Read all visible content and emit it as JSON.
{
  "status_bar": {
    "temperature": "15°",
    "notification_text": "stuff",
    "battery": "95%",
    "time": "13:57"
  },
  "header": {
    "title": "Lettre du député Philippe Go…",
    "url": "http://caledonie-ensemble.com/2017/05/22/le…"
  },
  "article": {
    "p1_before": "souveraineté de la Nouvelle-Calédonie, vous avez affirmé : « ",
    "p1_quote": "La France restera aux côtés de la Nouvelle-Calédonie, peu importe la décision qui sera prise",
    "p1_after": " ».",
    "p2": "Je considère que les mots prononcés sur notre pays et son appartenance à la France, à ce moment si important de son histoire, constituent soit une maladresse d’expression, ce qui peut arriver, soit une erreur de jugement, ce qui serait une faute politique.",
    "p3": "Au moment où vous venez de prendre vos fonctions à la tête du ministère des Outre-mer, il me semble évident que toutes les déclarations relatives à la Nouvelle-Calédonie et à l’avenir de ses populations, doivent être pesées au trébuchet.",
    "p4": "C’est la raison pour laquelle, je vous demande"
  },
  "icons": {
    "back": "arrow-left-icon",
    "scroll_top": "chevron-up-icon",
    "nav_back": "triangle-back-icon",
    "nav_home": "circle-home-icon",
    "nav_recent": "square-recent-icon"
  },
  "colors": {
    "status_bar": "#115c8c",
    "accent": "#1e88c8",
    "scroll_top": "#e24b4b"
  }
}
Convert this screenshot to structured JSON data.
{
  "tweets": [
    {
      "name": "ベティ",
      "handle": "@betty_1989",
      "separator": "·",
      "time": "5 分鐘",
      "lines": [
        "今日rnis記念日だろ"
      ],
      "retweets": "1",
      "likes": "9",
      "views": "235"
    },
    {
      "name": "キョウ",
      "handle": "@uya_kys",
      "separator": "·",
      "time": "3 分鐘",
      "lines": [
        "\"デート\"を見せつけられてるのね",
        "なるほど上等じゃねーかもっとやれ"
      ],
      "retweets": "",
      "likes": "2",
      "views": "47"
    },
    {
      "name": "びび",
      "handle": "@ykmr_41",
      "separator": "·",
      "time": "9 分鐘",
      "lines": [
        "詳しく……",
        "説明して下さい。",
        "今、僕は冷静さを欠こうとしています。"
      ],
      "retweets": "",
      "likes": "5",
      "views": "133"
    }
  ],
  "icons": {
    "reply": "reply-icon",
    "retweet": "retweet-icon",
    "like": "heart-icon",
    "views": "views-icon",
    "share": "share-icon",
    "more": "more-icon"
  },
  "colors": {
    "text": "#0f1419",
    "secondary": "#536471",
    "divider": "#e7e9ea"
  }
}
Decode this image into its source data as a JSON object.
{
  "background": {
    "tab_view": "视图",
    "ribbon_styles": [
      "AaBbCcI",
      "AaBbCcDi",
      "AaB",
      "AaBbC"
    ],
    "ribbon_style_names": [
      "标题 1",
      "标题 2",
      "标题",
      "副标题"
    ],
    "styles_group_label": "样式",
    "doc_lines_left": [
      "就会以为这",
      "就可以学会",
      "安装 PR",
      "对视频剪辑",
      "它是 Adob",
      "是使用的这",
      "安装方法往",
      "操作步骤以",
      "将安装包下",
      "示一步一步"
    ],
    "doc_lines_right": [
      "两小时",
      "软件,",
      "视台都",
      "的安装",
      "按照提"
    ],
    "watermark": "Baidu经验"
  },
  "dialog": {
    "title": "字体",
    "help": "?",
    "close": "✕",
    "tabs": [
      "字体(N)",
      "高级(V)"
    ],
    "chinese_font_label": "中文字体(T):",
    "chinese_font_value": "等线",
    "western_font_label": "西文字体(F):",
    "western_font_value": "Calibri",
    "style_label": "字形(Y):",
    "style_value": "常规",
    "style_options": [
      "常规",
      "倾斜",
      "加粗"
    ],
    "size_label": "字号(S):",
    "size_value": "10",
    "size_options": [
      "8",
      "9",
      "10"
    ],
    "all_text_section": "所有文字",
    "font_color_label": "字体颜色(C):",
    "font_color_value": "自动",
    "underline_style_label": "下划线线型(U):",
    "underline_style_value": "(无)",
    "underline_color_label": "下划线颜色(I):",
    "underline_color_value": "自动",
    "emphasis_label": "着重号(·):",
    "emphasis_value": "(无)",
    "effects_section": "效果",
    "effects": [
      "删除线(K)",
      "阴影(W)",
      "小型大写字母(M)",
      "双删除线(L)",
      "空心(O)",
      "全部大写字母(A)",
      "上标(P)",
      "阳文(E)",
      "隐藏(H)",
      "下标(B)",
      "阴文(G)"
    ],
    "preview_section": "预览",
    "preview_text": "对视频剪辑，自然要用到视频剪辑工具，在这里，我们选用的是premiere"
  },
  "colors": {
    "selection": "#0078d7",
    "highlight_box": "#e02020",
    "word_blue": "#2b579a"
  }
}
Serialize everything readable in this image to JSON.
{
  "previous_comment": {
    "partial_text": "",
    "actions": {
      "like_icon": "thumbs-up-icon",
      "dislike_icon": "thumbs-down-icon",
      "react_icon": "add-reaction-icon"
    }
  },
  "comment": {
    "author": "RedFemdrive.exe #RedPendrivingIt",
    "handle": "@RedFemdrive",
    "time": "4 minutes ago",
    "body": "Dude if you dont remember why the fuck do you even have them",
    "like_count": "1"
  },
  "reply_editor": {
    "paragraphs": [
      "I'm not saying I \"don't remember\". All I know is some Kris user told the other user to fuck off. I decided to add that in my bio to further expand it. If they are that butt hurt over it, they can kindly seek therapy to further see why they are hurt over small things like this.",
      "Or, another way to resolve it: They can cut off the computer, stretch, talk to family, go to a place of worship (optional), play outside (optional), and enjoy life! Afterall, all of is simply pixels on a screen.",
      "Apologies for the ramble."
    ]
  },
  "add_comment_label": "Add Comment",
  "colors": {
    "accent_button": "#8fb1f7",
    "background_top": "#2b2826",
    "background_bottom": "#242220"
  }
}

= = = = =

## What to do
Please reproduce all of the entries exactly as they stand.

## Solution below
Read all visible content and emit it as JSON.
{
  "status_bar": {
    "temperature": "15°",
    "notification_text": "stuff",
    "battery": "95%",
    "time": "13:57"
  },
  "header": {
    "title": "Lettre du député Philippe Go…",
    "url": "http://caledonie-ensemble.com/2017/05/22/le…"
  },
  "article": {
    "p1_before": "souveraineté de la Nouvelle-Calédonie, vous avez affirmé : « ",
    "p1_quote": "La France restera aux côtés de la Nouvelle-Calédonie, peu importe la décision qui sera prise",
    "p1_after": " ».",
    "p2": "Je considère que les mots prononcés sur notre pays et son appartenance à la France, à ce moment si important de son histoire, constituent soit une maladresse d’expression, ce qui peut arriver, soit une erreur de jugement, ce qui serait une faute politique.",
    "p3": "Au moment où vous venez de prendre vos fonctions à la tête du ministère des Outre-mer, il me semble évident que toutes les déclarations relatives à la Nouvelle-Calédonie et à l’avenir de ses populations, doivent être pesées au trébuchet.",
    "p4": "C’est la raison pour laquelle, je vous demande"
  },
  "icons": {
    "back": "arrow-left-icon",
    "scroll_top": "chevron-up-icon",
    "nav_back": "triangle-back-icon",
    "nav_home": "circle-home-icon",
    "nav_recent": "square-recent-icon"
  },
  "colors": {
    "status_bar": "#115c8c",
    "accent": "#1e88c8",
    "scroll_top": "#e24b4b"
  }
}
Convert this screenshot to structured JSON data.
{
  "tweets": [
    {
      "name": "ベティ",
      "handle": "@betty_1989",
      "separator": "·",
      "time": "5 分鐘",
      "lines": [
        "今日rnis記念日だろ"
      ],
      "retweets": "1",
      "likes": "9",
      "views": "235"
    },
    {
      "name": "キョウ",
      "handle": "@uya_kys",
      "separator": "·",
      "time": "3 分鐘",
      "lines": [
        "\"デート\"を見せつけられてるのね",
        "なるほど上等じゃねーかもっとやれ"
      ],
      "retweets": "",
      "likes": "2",
      "views": "47"
    },
    {
      "name": "びび",
      "handle": "@ykmr_41",
      "separator": "·",
      "time": "9 分鐘",
      "lines": [
        "詳しく……",
        "説明して下さい。",
        "今、僕は冷静さを欠こうとしています。"
      ],
      "retweets": "",
      "likes": "5",
      "views": "133"
    }
  ],
  "icons": {
    "reply": "reply-icon",
    "retweet": "retweet-icon",
    "like": "heart-icon",
    "views": "views-icon",
    "share": "share-icon",
    "more": "more-icon"
  },
  "colors": {
    "text": "#0f1419",
    "secondary": "#536471",
    "divider": "#e7e9ea"
  }
}
Decode this image into its source data as a JSON object.
{
  "background": {
    "tab_view": "视图",
    "ribbon_styles": [
      "AaBbCcI",
      "AaBbCcDi",
      "AaB",
      "AaBbC"
    ],
    "ribbon_style_names": [
      "标题 1",
      "标题 2",
      "标题",
      "副标题"
    ],
    "styles_group_label": "样式",
    "doc_lines_left": [
      "就会以为这",
      "就可以学会",
      "安装 PR",
      "对视频剪辑",
      "它是 Adob",
      "是使用的这",
      "安装方法往",
      "操作步骤以",
      "将安装包下",
      "示一步一步"
    ],
    "doc_lines_right": [
      "两小时",
      "软件,",
      "视台都",
      "的安装",
      "按照提"
    ],
    "watermark": "Baidu经验"
  },
  "dialog": {
    "title": "字体",
    "help": "?",
    "close": "✕",
    "tabs": [
      "字体(N)",
      "高级(V)"
    ],
    "chinese_font_label": "中文字体(T):",
    "chinese_font_value": "等线",
    "western_font_label": "西文字体(F):",
    "western_font_value": "Calibri",
    "style_label": "字形(Y):",
    "style_value": "常规",
    "style_options": [
      "常规",
      "倾斜",
      "加粗"
    ],
    "size_label": "字号(S):",
    "size_value": "10",
    "size_options": [
      "8",
      "9",
      "10"
    ],
    "all_text_section": "所有文字",
    "font_color_label": "字体颜色(C):",
    "font_color_value": "自动",
    "underline_style_label": "下划线线型(U):",
    "underline_style_value": "(无)",
    "underline_color_label": "下划线颜色(I):",
    "underline_color_value": "自动",
    "emphasis_label": "着重号(·):",
    "emphasis_value": "(无)",
    "effects_section": "效果",
    "effects": [
      "删除线(K)",
      "阴影(W)",
      "小型大写字母(M)",
      "双删除线(L)",
      "空心(O)",
      "全部大写字母(A)",
      "上标(P)",
      "阳文(E)",
      "隐藏(H)",
      "下标(B)",
      "阴文(G)"
    ],
    "preview_section": "预览",
    "preview_text": "对视频剪辑，自然要用到视频剪辑工具，在这里，我们选用的是premiere"
  },
  "colors": {
    "selection": "#0078d7",
    "highlight_box": "#e02020",
    "word_blue": "#2b579a"
  }
}
Serialize everything readable in this image to JSON.
{
  "previous_comment": {
    "partial_text": "",
    "actions": {
      "like_icon": "thumbs-up-icon",
      "dislike_icon": "thumbs-down-icon",
      "react_icon": "add-reaction-icon"
    }
  },
  "comment": {
    "author": "RedFemdrive.exe #RedPendrivingIt",
    "handle": "@RedFemdrive",
    "time": "4 minutes ago",
    "body": "Dude if you dont remember why the fuck do you even have them",
    "like_count": "1"
  },
  "reply_editor": {
    "paragraphs": [
      "I'm not saying I \"don't remember\". All I know is some Kris user told the other user to fuck off. I decided to add that in my bio to further expand it. If they are that butt hurt over it, they can kindly seek therapy to further see why they are hurt over small things like this.",
      "Or, another way to resolve it: They can cut off the computer, stretch, talk to family, go to a place of worship (optional), play outside (optional), and enjoy life! Afterall, all of is simply pixels on a screen.",
      "Apologies for the ramble."
    ]
  },
  "add_comment_label": "Add Comment",
  "colors": {
    "accent_button": "#8fb1f7",
    "background_top": "#2b2826",
    "background_bottom": "#242220"
  }
}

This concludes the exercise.